* **PROVIDED MATERIAL**
──────────────────────────────
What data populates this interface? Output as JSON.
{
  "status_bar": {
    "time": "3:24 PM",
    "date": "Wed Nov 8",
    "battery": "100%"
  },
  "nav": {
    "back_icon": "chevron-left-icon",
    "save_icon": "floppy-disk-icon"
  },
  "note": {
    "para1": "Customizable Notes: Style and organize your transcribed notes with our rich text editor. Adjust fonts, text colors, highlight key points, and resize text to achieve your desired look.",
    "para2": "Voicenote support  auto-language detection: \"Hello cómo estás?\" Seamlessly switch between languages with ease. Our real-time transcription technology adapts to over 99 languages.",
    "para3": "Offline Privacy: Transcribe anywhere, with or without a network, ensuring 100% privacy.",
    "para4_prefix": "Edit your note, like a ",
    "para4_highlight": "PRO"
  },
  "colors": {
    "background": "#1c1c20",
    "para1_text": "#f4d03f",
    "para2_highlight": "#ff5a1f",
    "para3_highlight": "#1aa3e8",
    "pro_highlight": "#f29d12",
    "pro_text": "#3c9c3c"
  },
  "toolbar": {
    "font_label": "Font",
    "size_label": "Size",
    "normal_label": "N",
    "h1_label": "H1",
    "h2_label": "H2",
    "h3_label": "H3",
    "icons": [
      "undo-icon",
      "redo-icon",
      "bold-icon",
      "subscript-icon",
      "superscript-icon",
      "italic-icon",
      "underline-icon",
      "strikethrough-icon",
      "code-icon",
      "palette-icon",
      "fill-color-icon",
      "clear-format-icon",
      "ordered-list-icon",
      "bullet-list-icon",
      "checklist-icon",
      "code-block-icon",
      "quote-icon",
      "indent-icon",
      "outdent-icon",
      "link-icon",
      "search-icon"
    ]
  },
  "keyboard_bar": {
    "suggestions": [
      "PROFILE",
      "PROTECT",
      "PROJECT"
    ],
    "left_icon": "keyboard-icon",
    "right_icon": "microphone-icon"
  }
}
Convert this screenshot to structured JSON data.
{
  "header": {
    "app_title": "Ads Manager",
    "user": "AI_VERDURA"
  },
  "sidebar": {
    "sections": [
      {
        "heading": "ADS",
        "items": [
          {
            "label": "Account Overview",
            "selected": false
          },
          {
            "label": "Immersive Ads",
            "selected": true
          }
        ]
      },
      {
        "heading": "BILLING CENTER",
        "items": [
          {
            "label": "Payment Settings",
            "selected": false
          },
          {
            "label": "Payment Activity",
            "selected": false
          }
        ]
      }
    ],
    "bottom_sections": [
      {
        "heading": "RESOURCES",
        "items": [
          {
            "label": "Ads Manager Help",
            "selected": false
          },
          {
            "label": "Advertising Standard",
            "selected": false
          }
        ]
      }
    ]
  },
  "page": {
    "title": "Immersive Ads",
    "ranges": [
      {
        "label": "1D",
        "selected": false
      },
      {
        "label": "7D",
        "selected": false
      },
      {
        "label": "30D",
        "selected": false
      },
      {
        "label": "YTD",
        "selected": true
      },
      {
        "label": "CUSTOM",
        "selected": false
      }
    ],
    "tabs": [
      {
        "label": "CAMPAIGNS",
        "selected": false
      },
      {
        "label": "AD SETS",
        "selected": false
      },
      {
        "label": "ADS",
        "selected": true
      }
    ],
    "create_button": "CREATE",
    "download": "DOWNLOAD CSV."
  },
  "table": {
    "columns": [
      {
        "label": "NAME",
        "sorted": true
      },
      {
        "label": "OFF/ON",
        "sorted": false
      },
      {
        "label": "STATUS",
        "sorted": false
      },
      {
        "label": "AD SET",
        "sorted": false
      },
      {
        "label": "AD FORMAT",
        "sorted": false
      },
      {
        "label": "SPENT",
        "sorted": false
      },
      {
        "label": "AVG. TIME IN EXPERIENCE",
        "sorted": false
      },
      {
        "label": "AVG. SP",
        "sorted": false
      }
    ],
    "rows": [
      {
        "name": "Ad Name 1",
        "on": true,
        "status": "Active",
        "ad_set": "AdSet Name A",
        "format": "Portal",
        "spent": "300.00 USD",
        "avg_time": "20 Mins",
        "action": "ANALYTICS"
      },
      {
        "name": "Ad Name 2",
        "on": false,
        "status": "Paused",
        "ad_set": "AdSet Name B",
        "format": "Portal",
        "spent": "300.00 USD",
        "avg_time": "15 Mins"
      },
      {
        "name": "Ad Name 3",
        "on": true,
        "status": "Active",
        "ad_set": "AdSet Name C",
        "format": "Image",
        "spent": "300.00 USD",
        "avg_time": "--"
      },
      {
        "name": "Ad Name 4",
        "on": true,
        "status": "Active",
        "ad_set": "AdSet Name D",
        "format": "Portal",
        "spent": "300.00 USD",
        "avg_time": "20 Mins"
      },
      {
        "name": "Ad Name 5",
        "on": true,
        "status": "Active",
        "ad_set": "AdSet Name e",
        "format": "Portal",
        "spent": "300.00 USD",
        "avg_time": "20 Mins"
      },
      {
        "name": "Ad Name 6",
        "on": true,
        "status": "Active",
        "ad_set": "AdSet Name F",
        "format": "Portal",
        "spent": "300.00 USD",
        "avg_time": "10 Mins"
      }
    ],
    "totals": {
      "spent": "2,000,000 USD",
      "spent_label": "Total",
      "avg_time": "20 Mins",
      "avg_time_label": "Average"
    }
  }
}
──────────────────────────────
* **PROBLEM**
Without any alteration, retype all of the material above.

* **RESPONSE**
What data populates this interface? Output as JSON.
{
  "status_bar": {
    "time": "3:24 PM",
    "date": "Wed Nov 8",
    "battery": "100%"
  },
  "nav": {
    "back_icon": "chevron-left-icon",
    "save_icon": "floppy-disk-icon"
  },
  "note": {
    "para1": "Customizable Notes: Style and organize your transcribed notes with our rich text editor. Adjust fonts, text colors, highlight key points, and resize text to achieve your desired look.",
    "para2": "Voicenote support  auto-language detection: \"Hello cómo estás?\" Seamlessly switch between languages with ease. Our real-time transcription technology adapts to over 99 languages.",
    "para3": "Offline Privacy: Transcribe anywhere, with or without a network, ensuring 100% privacy.",
    "para4_prefix": "Edit your note, like a ",
    "para4_highlight": "PRO"
  },
  "colors": {
    "background": "#1c1c20",
    "para1_text": "#f4d03f",
    "para2_highlight": "#ff5a1f",
    "para3_highlight": "#1aa3e8",
    "pro_highlight": "#f29d12",
    "pro_text": "#3c9c3c"
  },
  "toolbar": {
    "font_label": "Font",
    "size_label": "Size",
    "normal_label": "N",
    "h1_label": "H1",
    "h2_label": "H2",
    "h3_label": "H3",
    "icons": [
      "undo-icon",
      "redo-icon",
      "bold-icon",
      "subscript-icon",
      "superscript-icon",
      "italic-icon",
      "underline-icon",
      "strikethrough-icon",
      "code-icon",
      "palette-icon",
      "fill-color-icon",
      "clear-format-icon",
      "ordered-list-icon",
      "bullet-list-icon",
      "checklist-icon",
      "code-block-icon",
      "quote-icon",
      "indent-icon",
      "outdent-icon",
      "link-icon",
      "search-icon"
    ]
  },
  "keyboard_bar": {
    "suggestions": [
      "PROFILE",
      "PROTECT",
      "PROJECT"
    ],
    "left_icon": "keyboard-icon",
    "right_icon": "microphone-icon"
  }
}
Convert this screenshot to structured JSON data.
{
  "header": {
    "app_title": "Ads Manager",
    "user": "AI_VERDURA"
  },
  "sidebar": {
    "sections": [
      {
        "heading": "ADS",
        "items": [
          {
            "label": "Account Overview",
            "selected": false
          },
          {
            "label": "Immersive Ads",
            "selected": true
          }
        ]
      },
      {
        "heading": "BILLING CENTER",
        "items": [
          {
            "label": "Payment Settings",
            "selected": false
          },
          {
            "label": "Payment Activity",
            "selected": false
          }
        ]
      }
    ],
    "bottom_sections": [
      {
        "heading": "RESOURCES",
        "items": [
          {
            "label": "Ads Manager Help",
            "selected": false
          },
          {
            "label": "Advertising Standard",
            "selected": false
          }
        ]
      }
    ]
  },
  "page": {
    "title": "Immersive Ads",
    "ranges": [
      {
        "label": "1D",
        "selected": false
      },
      {
        "label": "7D",
        "selected": false
      },
      {
        "label": "30D",
        "selected": false
      },
      {
        "label": "YTD",
        "selected": true
      },
      {
        "label": "CUSTOM",
        "selected": false
      }
    ],
    "tabs": [
      {
        "label": "CAMPAIGNS",
        "selected": false
      },
      {
        "label": "AD SETS",
        "selected": false
      },
      {
        "label": "ADS",
        "selected": true
      }
    ],
    "create_button": "CREATE",
    "download": "DOWNLOAD CSV."
  },
  "table": {
    "columns": [
      {
        "label": "NAME",
        "sorted": true
      },
      {
        "label": "OFF/ON",
        "sorted": false
      },
      {
        "label": "STATUS",
        "sorted": false
      },
      {
        "label": "AD SET",
        "sorted": false
      },
      {
        "label": "AD FORMAT",
        "sorted": false
      },
      {
        "label": "SPENT",
        "sorted": false
      },
      {
        "label": "AVG. TIME IN EXPERIENCE",
        "sorted": false
      },
      {
        "label": "AVG. SP",
        "sorted": false
      }
    ],
    "rows": [
      {
        "name": "Ad Name 1",
        "on": true,
        "status": "Active",
        "ad_set": "AdSet Name A",
        "format": "Portal",
        "spent": "300.00 USD",
        "avg_time": "20 Mins",
        "action": "ANALYTICS"
      },
      {
        "name": "Ad Name 2",
        "on": false,
        "status": "Paused",
        "ad_set": "AdSet Name B",
        "format": "Portal",
        "spent": "300.00 USD",
        "avg_time": "15 Mins"
      },
      {
        "name": "Ad Name 3",
        "on": true,
        "status": "Active",
        "ad_set": "AdSet Name C",
        "format": "Image",
        "spent": "300.00 USD",
        "avg_time": "--"
      },
      {
        "name": "Ad Name 4",
        "on": true,
        "status": "Active",
        "ad_set": "AdSet Name D",
        "format": "Portal",
        "spent": "300.00 USD",
        "avg_time": "20 Mins"
      },
      {
        "name": "Ad Name 5",
        "on": true,
        "status": "Active",
        "ad_set": "AdSet Name e",
        "format": "Portal",
        "spent": "300.00 USD",
        "avg_time": "20 Mins"
      },
      {
        "name": "Ad Name 6",
        "on": true,
        "status": "Active",
        "ad_set": "AdSet Name F",
        "format": "Portal",
        "spent": "300.00 USD",
        "avg_time": "10 Mins"
      }
    ],
    "totals": {
      "spent": "2,000,000 USD",
      "spent_label": "Total",
      "avg_time": "20 Mins",
      "avg_time_label": "Average"
    }
  }
}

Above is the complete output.